A site exists as a location which something occupies. However, the potential for a site has always been part of the landscape, even though the site is only formally recognised in people's minds when considering a specific use. This study develops the thesis that the potentiality of a site can be perceived as a distinct reality by people, in contrast to the conventional idea that potential is assessed pragmatically on an ad hoc basis (thereby regarding the site as a purely cultural construct).
In order to find sites in the landscape, (and to assess their potential), folk societies codify their intuitive responses to the environment into systems of geomantic practice. Whilst each practice has a different manifestation, certain landscape qualities are similarly described by most cultures. The concept that the landscape could contain universal qualities for people which coalesce in discrete locations to form sites is examined to determine whether intuitive techniques for recognising these qualities could have relevance to architecture.
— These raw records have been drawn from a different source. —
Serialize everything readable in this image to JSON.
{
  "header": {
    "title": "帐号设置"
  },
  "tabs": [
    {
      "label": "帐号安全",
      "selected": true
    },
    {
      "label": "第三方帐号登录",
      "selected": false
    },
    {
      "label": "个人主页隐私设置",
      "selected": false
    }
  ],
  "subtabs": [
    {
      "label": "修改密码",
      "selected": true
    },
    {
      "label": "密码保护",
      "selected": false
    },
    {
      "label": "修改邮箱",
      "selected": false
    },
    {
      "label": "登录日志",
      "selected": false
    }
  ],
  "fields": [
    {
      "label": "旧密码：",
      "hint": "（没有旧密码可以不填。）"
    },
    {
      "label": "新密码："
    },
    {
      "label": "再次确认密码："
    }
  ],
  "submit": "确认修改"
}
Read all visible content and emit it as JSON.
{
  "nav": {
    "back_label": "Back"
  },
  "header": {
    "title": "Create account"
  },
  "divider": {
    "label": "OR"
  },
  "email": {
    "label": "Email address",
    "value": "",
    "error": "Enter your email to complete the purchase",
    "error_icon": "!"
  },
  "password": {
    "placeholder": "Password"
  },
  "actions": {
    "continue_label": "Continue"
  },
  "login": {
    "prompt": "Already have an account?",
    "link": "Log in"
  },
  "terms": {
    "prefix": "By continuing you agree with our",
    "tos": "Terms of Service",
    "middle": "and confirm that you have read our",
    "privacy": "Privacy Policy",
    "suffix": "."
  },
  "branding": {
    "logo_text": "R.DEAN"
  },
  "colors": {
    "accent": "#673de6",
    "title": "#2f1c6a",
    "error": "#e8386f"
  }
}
The belief that the potentialities of a site can be recognised and enhanced by human interaction is a central feature of the geomantic tradition. These potentialities are described variously in terms such as auspiciousness, spirit, or energy. An Australian architect, Greg Burgess, embraces these concepts in his work in an effort to rediscover the relationship between people and land. By using an interactive process referred to as 'intuitive osmosis' on site, Burgess's produces architecture which reinterprets traditional responses to the environment. This study also examines some of the issues raised by this reinterpretation.